▶ EXERCISE REQUIREMENTS: I need every line that includes the word "author" copied from the material.

▶ MATERIAL PROVIDED:

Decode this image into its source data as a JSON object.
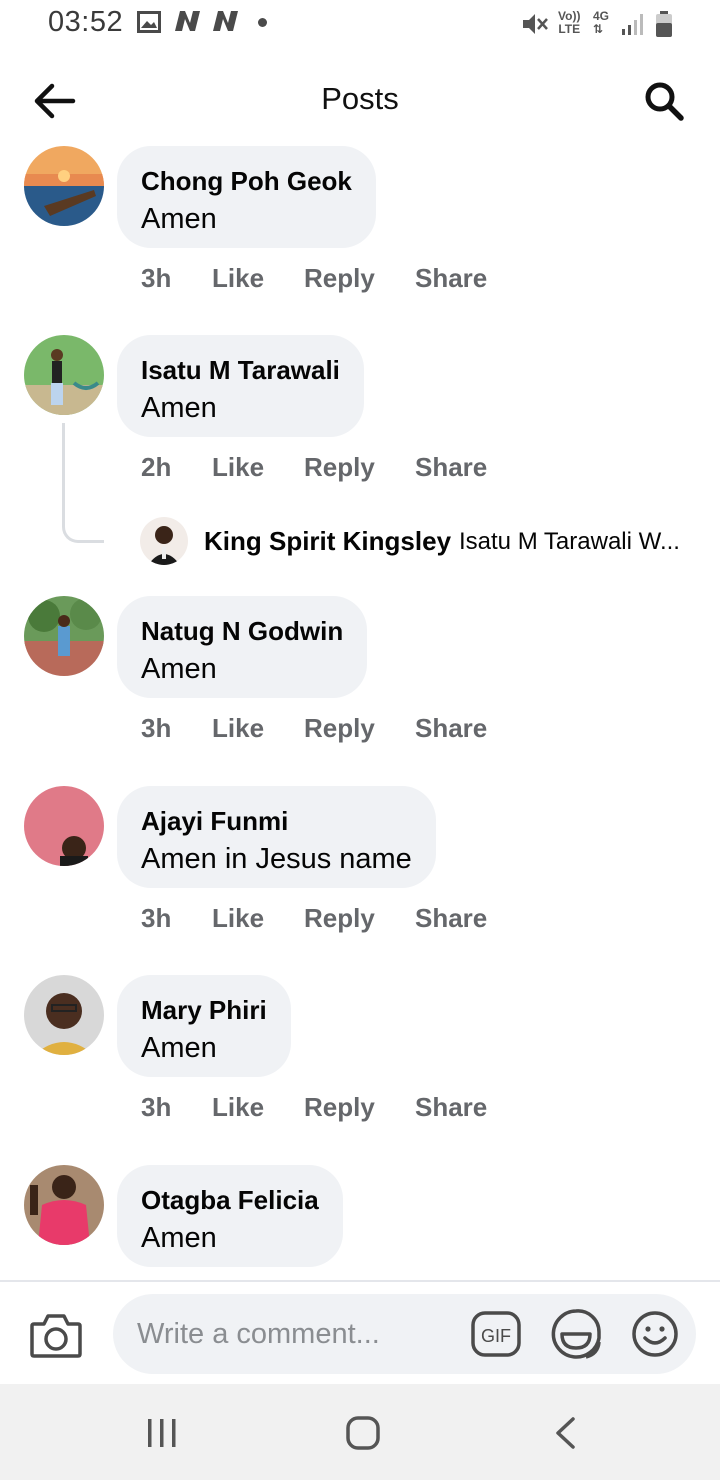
{
  "status_bar": {
    "time": "03:52",
    "volte_top": "Vo))",
    "volte_bottom": "LTE",
    "network": "4G",
    "icons": [
      "gallery-icon",
      "n-icon",
      "n-icon",
      "dot-icon",
      "mute-icon",
      "signal-icon",
      "battery-icon"
    ]
  },
  "header": {
    "title": "Posts",
    "back_icon": "arrow-left-icon",
    "search_icon": "search-icon"
  },
  "comments": [
    {
      "author": "Chong Poh Geok",
      "text": "Amen",
      "time": "3h",
      "like": "Like",
      "reply": "Reply",
      "share": "Share"
    },
    {
      "author": "Isatu M Tarawali",
      "text": "Amen",
      "time": "2h",
      "like": "Like",
      "reply": "Reply",
      "share": "Share"
    },
    {
      "author": "Natug N Godwin",
      "text": "Amen",
      "time": "3h",
      "like": "Like",
      "reply": "Reply",
      "share": "Share"
    },
    {
      "author": "Ajayi Funmi",
      "text": "Amen in Jesus name",
      "time": "3h",
      "like": "Like",
      "reply": "Reply",
      "share": "Share"
    },
    {
      "author": "Mary Phiri",
      "text": "Amen",
      "time": "3h",
      "like": "Like",
      "reply": "Reply",
      "share": "Share"
    },
    {
      "author": "Otagba Felicia",
      "text": "Amen"
    }
  ],
  "reply": {
    "author": "King Spirit Kingsley",
    "text": "Isatu M Tarawali W..."
  },
  "composer": {
    "placeholder": "Write a comment...",
    "gif_label": "GIF"
  },
  "colors": {
    "bubble": "#f0f2f5",
    "meta_text": "#65676b",
    "primary_text": "#050505"
  }
}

▶ RESPONSE:
      "author": "Chong Poh Geok",
      "author": "Isatu M Tarawali",
      "author": "Natug N Godwin",
      "author": "Ajayi Funmi",
      "author": "Mary Phiri",
      "author": "Otagba Felicia",
    "author": "King Spirit Kingsley",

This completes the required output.